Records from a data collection
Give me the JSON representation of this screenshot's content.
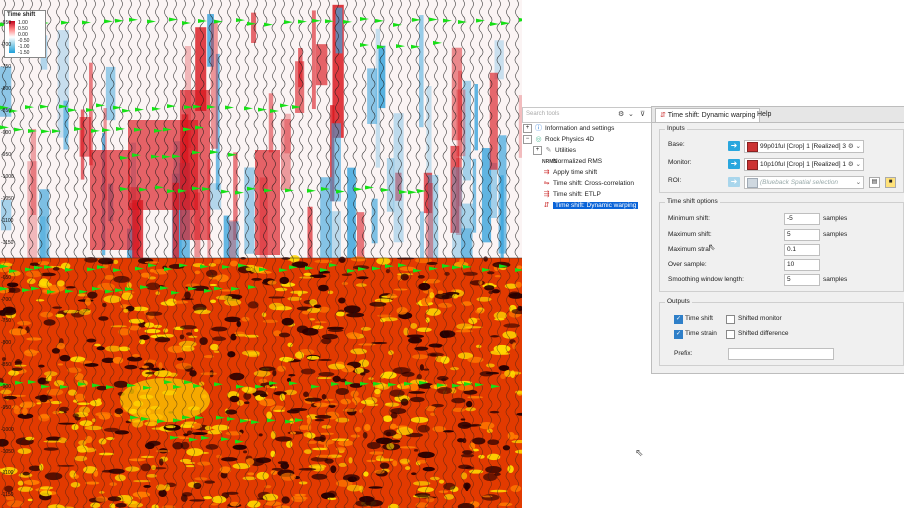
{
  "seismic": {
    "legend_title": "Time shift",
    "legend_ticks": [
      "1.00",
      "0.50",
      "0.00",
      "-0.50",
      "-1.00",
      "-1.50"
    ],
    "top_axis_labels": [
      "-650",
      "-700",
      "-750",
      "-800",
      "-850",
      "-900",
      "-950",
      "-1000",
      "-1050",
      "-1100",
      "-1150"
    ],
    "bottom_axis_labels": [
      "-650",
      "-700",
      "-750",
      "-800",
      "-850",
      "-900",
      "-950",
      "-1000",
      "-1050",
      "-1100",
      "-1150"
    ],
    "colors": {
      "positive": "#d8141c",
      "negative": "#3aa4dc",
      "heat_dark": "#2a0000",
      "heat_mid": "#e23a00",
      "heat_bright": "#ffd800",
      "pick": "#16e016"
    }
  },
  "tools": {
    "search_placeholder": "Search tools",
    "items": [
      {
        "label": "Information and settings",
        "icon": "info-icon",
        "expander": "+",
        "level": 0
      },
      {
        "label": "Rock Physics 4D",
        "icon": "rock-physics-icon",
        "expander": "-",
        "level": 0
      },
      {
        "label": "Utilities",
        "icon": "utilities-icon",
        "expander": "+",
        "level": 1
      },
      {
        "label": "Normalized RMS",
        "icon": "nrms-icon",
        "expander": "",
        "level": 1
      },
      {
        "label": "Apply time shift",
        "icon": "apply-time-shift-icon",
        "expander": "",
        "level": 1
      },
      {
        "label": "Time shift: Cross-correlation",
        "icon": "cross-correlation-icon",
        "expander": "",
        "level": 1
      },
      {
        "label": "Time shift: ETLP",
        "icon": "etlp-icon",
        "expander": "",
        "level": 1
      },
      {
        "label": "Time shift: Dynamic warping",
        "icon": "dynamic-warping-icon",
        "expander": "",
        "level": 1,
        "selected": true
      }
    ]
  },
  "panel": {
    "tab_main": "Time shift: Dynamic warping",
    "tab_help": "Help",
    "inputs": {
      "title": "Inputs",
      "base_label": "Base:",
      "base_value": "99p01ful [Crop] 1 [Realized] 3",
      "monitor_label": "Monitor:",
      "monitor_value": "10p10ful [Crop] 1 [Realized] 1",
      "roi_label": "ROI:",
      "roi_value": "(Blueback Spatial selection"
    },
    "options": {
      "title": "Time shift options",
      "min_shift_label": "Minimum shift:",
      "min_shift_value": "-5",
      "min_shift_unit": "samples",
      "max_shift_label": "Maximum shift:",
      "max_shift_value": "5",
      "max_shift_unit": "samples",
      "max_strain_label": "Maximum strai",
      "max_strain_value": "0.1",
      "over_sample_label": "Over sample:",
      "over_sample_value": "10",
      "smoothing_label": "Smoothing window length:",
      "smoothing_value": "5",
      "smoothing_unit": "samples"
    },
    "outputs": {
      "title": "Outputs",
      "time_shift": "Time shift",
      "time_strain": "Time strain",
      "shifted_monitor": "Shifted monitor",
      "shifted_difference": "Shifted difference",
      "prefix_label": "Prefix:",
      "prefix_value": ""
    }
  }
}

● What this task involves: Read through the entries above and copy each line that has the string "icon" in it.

● Result below:
        "icon": "info-icon",
        "icon": "rock-physics-icon",
        "icon": "utilities-icon",
        "icon": "nrms-icon",
        "icon": "apply-time-shift-icon",
        "icon": "cross-correlation-icon",
        "icon": "etlp-icon",
        "icon": "dynamic-warping-icon",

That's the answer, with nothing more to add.